And the reason we went into this partnership is to enable the two organizations to expand the dialogue on energy transition including financing oil and gas projects on the continent.
This is a win-win partnership, both for the future of African producers and other partners.
There has been talk about the crisis in Ukraine and its impact, any lessons you think APPO, and African countries can draw from this?
Dr. Omar Farouk Ibrahim: It is important to note that Africa accounts for more than 13 percent of world oil exports and more than 7 percent of gas exports. It also has over 125 billion barrels of proven oil reserves and over 600 trillion cubic feet of gas. These are no mean reserves.
Gas, which represents a little over 17% of the world’s energy mix, is 70 percent controlled by about 13 countries. Among these countries, we have APPO Member Countries such as Algeria, Libya, Nigeria, Egypt and Equatorial Guinea. In the meantime, other large natural gas discoveries have been made in other African countries such as Mozambique, Uganda, Senegal, Mauritania, as well as Tanzania, Niger, Namibia, etc.
This will make Africa a key player in international gas geopolitics. Already Europe is pushing for the actualization of the Trans-Saharan-Gas Pipeline Project, which starts from Warri in Nigeria and passes through Niger Republic through Algeria and finally to Europe. The crisis in Ukraine has increased the urgency for completion of this project. The seriousness with which these three countries take this project was demonstrated last February when the Ministers of Energy of the three APPO Member Countries, Mohammed Arkab of Algeria, Mahamane Sani Muhammadou of Niger and Timipre Sylva of Nigeria met in Niamey to sign an agreement to expedite the completion of the project. When completed the 4,128 kilometers gas pipeline shall carry 30 billion cubic meters of gas per annum.

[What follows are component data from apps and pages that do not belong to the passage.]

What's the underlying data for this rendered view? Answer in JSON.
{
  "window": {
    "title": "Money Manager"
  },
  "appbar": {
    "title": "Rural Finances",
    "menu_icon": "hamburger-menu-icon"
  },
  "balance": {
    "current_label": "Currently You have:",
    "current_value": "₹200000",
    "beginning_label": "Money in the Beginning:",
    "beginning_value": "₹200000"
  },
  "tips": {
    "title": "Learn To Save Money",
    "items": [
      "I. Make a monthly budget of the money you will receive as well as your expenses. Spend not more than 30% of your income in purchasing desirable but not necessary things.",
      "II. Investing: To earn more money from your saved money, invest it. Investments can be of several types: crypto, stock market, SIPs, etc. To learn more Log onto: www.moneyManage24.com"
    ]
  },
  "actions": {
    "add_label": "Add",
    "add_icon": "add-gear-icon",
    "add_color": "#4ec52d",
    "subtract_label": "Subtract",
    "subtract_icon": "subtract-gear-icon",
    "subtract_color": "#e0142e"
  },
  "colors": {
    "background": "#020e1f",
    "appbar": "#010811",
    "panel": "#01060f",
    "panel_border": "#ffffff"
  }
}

The completion of that project shall also usher a new era in the provision of energy to the cities and towns in the counties along which the pipeline shall pass.

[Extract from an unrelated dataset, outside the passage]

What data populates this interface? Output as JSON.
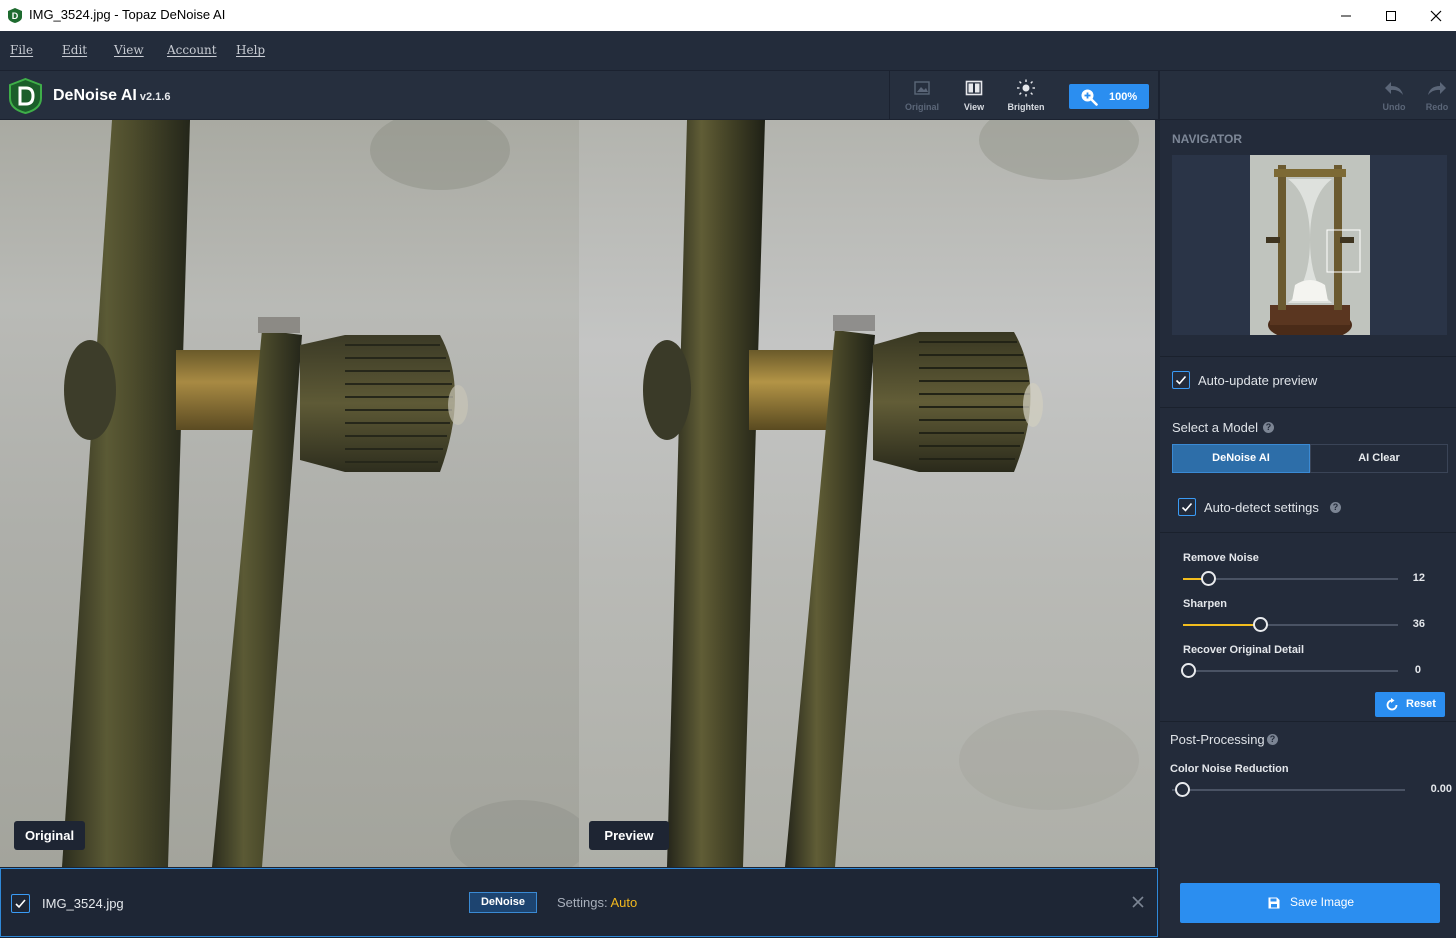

While it is good to have foreign markets for African gas, it is important to note that when Europe becomes dependent on African gas, Africa cannot fail to provide gas to Europe when Europe needs it. Russia can afford not to supply gas to Europe and there is little that Europe can do to Russia. But that will not be the same for Africa. These are matter we should always have at the back of our minds as we go into partnerships.

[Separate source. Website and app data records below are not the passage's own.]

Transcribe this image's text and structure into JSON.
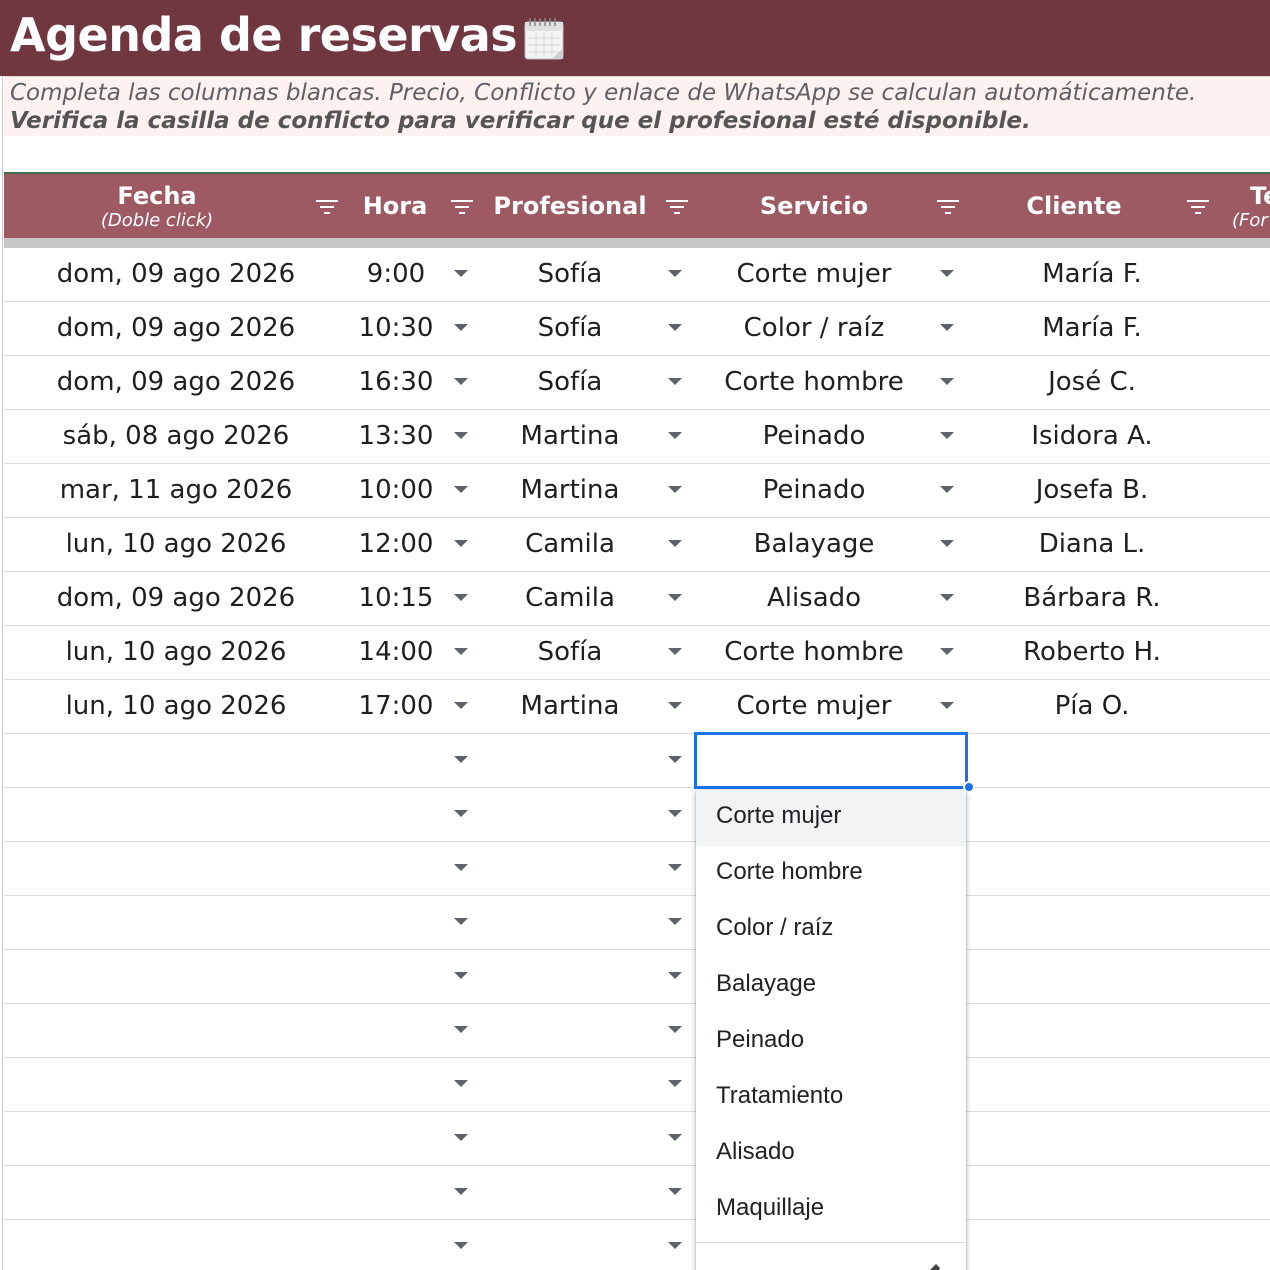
{
  "title": "Agenda de reservas",
  "instructions": {
    "line1": "Completa las columnas blancas. Precio, Conflicto y enlace de WhatsApp se calculan automáticamente.",
    "line2": "Verifica la casilla de conflicto para verificar que el profesional esté disponible."
  },
  "columns": {
    "fecha": "Fecha",
    "fecha_sub": "(Doble click)",
    "hora": "Hora",
    "profesional": "Profesional",
    "servicio": "Servicio",
    "cliente": "Cliente",
    "next": "Te",
    "next_sub": "(For"
  },
  "rows": [
    {
      "fecha": "dom, 09 ago 2026",
      "hora": "9:00",
      "profesional": "Sofía",
      "servicio": "Corte mujer",
      "cliente": "María F."
    },
    {
      "fecha": "dom, 09 ago 2026",
      "hora": "10:30",
      "profesional": "Sofía",
      "servicio": "Color / raíz",
      "cliente": "María F."
    },
    {
      "fecha": "dom, 09 ago 2026",
      "hora": "16:30",
      "profesional": "Sofía",
      "servicio": "Corte hombre",
      "cliente": "José C."
    },
    {
      "fecha": "sáb, 08 ago 2026",
      "hora": "13:30",
      "profesional": "Martina",
      "servicio": "Peinado",
      "cliente": "Isidora A."
    },
    {
      "fecha": "mar, 11 ago 2026",
      "hora": "10:00",
      "profesional": "Martina",
      "servicio": "Peinado",
      "cliente": "Josefa B."
    },
    {
      "fecha": "lun, 10 ago 2026",
      "hora": "12:00",
      "profesional": "Camila",
      "servicio": "Balayage",
      "cliente": "Diana L."
    },
    {
      "fecha": "dom, 09 ago 2026",
      "hora": "10:15",
      "profesional": "Camila",
      "servicio": "Alisado",
      "cliente": "Bárbara R."
    },
    {
      "fecha": "lun, 10 ago 2026",
      "hora": "14:00",
      "profesional": "Sofía",
      "servicio": "Corte hombre",
      "cliente": "Roberto H."
    },
    {
      "fecha": "lun, 10 ago 2026",
      "hora": "17:00",
      "profesional": "Martina",
      "servicio": "Corte mujer",
      "cliente": "Pía O."
    },
    {
      "fecha": "",
      "hora": "",
      "profesional": "",
      "servicio": "",
      "cliente": ""
    },
    {
      "fecha": "",
      "hora": "",
      "profesional": "",
      "servicio": "",
      "cliente": ""
    },
    {
      "fecha": "",
      "hora": "",
      "profesional": "",
      "servicio": "",
      "cliente": ""
    },
    {
      "fecha": "",
      "hora": "",
      "profesional": "",
      "servicio": "",
      "cliente": ""
    },
    {
      "fecha": "",
      "hora": "",
      "profesional": "",
      "servicio": "",
      "cliente": ""
    },
    {
      "fecha": "",
      "hora": "",
      "profesional": "",
      "servicio": "",
      "cliente": ""
    },
    {
      "fecha": "",
      "hora": "",
      "profesional": "",
      "servicio": "",
      "cliente": ""
    },
    {
      "fecha": "",
      "hora": "",
      "profesional": "",
      "servicio": "",
      "cliente": ""
    },
    {
      "fecha": "",
      "hora": "",
      "profesional": "",
      "servicio": "",
      "cliente": ""
    },
    {
      "fecha": "",
      "hora": "",
      "profesional": "",
      "servicio": "",
      "cliente": ""
    }
  ],
  "servicio_dropdown": {
    "options": [
      "Corte mujer",
      "Corte hombre",
      "Color / raíz",
      "Balayage",
      "Peinado",
      "Tratamiento",
      "Alisado",
      "Maquillaje"
    ],
    "highlighted": "Corte mujer"
  },
  "colors": {
    "title_bar": "#713741",
    "header_bar": "#9e5a63",
    "instructions_bg": "#fdf2ef",
    "selection": "#1a73e8"
  }
}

Besides CAPE VIII, how would the rest of the year look like at APPO?
Dr. Omar Farouk Ibrahim: CAPE is just one of many activities organized by the APPO Secretariat. We are preparing for the APPO Summit of Heads of State, our Ministerial Council Meetings and the Secretariat is always busy pursuing its mandate. We are working on developing a Long-Term Strategy for the Organization in the Light of the Energy Transition. We are also working on bringing more oil and gas producing countries into the organization especially in the light of commitment to developing regional and continental energy market which can best be facilitated by the provision of cross border energy infrastructure across the continent.
The APPO Secretariat also conducts studies on various topics related to the entire value chain of the petroleum sector.